(GIVEN RECORDS Opens)

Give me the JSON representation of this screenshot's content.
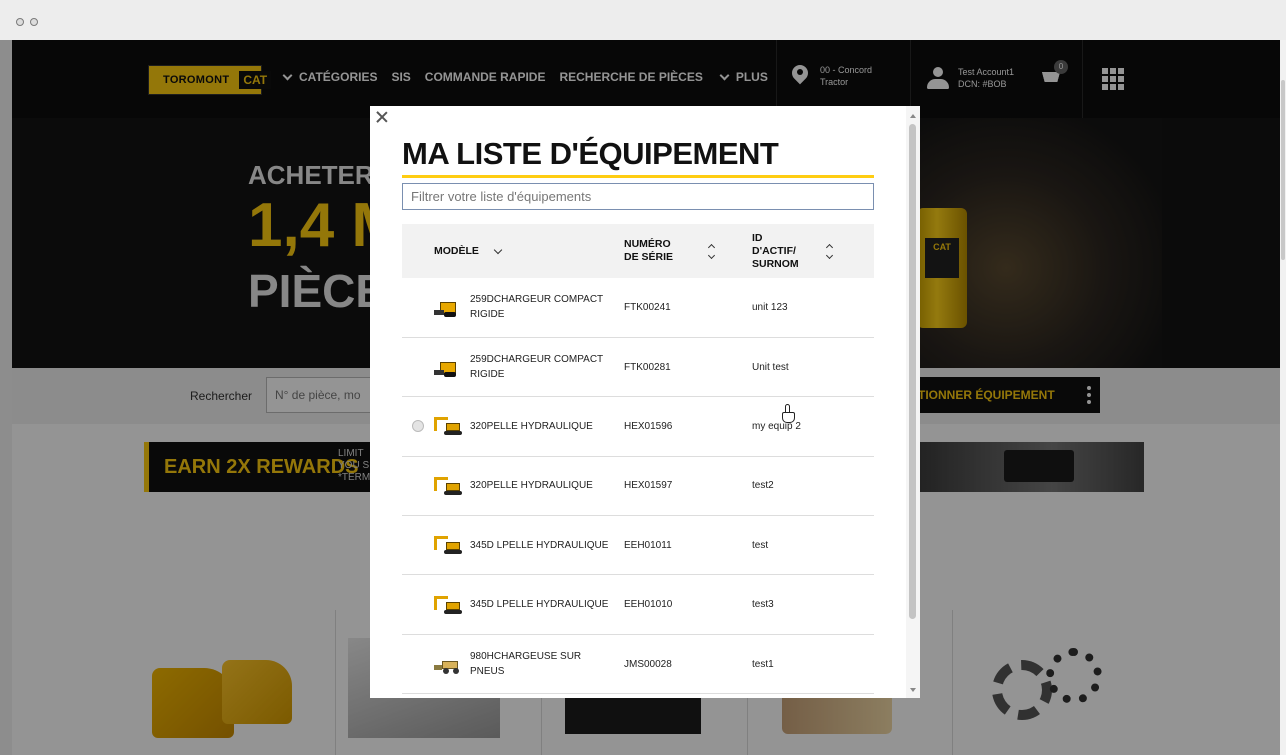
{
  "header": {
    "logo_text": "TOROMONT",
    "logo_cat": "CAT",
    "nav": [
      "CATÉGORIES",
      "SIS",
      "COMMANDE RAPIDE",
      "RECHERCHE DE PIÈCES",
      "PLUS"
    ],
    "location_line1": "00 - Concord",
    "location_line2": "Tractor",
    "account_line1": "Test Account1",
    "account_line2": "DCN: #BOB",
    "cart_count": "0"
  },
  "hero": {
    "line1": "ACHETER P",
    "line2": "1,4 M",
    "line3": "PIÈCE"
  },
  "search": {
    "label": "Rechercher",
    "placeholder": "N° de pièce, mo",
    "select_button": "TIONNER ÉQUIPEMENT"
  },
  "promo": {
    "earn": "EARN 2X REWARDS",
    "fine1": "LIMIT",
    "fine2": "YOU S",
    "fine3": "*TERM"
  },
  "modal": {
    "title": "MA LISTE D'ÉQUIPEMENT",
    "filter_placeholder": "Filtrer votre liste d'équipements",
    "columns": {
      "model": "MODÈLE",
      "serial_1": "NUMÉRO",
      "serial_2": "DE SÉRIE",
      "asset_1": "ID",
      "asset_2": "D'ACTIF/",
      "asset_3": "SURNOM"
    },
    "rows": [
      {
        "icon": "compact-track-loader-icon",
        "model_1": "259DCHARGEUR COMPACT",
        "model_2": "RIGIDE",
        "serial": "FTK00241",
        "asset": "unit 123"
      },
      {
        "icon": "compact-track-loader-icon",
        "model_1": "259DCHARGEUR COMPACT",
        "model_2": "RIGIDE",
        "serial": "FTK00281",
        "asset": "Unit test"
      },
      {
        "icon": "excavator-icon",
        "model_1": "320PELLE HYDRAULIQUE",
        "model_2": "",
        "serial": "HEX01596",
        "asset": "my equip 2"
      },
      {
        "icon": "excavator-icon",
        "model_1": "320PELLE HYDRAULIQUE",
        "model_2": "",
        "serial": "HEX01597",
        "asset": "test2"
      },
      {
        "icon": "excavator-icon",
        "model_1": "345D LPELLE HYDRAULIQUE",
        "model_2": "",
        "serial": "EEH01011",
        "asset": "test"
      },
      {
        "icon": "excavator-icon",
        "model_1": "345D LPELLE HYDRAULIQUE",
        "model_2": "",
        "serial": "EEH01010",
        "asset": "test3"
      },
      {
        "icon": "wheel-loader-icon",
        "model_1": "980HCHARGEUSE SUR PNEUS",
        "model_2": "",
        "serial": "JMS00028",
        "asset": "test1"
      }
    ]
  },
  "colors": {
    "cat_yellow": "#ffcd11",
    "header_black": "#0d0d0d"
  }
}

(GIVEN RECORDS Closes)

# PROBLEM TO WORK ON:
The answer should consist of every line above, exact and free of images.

# FINAL ANSWER:
Give me the JSON representation of this screenshot's content.
{
  "header": {
    "logo_text": "TOROMONT",
    "logo_cat": "CAT",
    "nav": [
      "CATÉGORIES",
      "SIS",
      "COMMANDE RAPIDE",
      "RECHERCHE DE PIÈCES",
      "PLUS"
    ],
    "location_line1": "00 - Concord",
    "location_line2": "Tractor",
    "account_line1": "Test Account1",
    "account_line2": "DCN: #BOB",
    "cart_count": "0"
  },
  "hero": {
    "line1": "ACHETER P",
    "line2": "1,4 M",
    "line3": "PIÈCE"
  },
  "search": {
    "label": "Rechercher",
    "placeholder": "N° de pièce, mo",
    "select_button": "TIONNER ÉQUIPEMENT"
  },
  "promo": {
    "earn": "EARN 2X REWARDS",
    "fine1": "LIMIT",
    "fine2": "YOU S",
    "fine3": "*TERM"
  },
  "modal": {
    "title": "MA LISTE D'ÉQUIPEMENT",
    "filter_placeholder": "Filtrer votre liste d'équipements",
    "columns": {
      "model": "MODÈLE",
      "serial_1": "NUMÉRO",
      "serial_2": "DE SÉRIE",
      "asset_1": "ID",
      "asset_2": "D'ACTIF/",
      "asset_3": "SURNOM"
    },
    "rows": [
      {
        "icon": "compact-track-loader-icon",
        "model_1": "259DCHARGEUR COMPACT",
        "model_2": "RIGIDE",
        "serial": "FTK00241",
        "asset": "unit 123"
      },
      {
        "icon": "compact-track-loader-icon",
        "model_1": "259DCHARGEUR COMPACT",
        "model_2": "RIGIDE",
        "serial": "FTK00281",
        "asset": "Unit test"
      },
      {
        "icon": "excavator-icon",
        "model_1": "320PELLE HYDRAULIQUE",
        "model_2": "",
        "serial": "HEX01596",
        "asset": "my equip 2"
      },
      {
        "icon": "excavator-icon",
        "model_1": "320PELLE HYDRAULIQUE",
        "model_2": "",
        "serial": "HEX01597",
        "asset": "test2"
      },
      {
        "icon": "excavator-icon",
        "model_1": "345D LPELLE HYDRAULIQUE",
        "model_2": "",
        "serial": "EEH01011",
        "asset": "test"
      },
      {
        "icon": "excavator-icon",
        "model_1": "345D LPELLE HYDRAULIQUE",
        "model_2": "",
        "serial": "EEH01010",
        "asset": "test3"
      },
      {
        "icon": "wheel-loader-icon",
        "model_1": "980HCHARGEUSE SUR PNEUS",
        "model_2": "",
        "serial": "JMS00028",
        "asset": "test1"
      }
    ]
  },
  "colors": {
    "cat_yellow": "#ffcd11",
    "header_black": "#0d0d0d"
  }
}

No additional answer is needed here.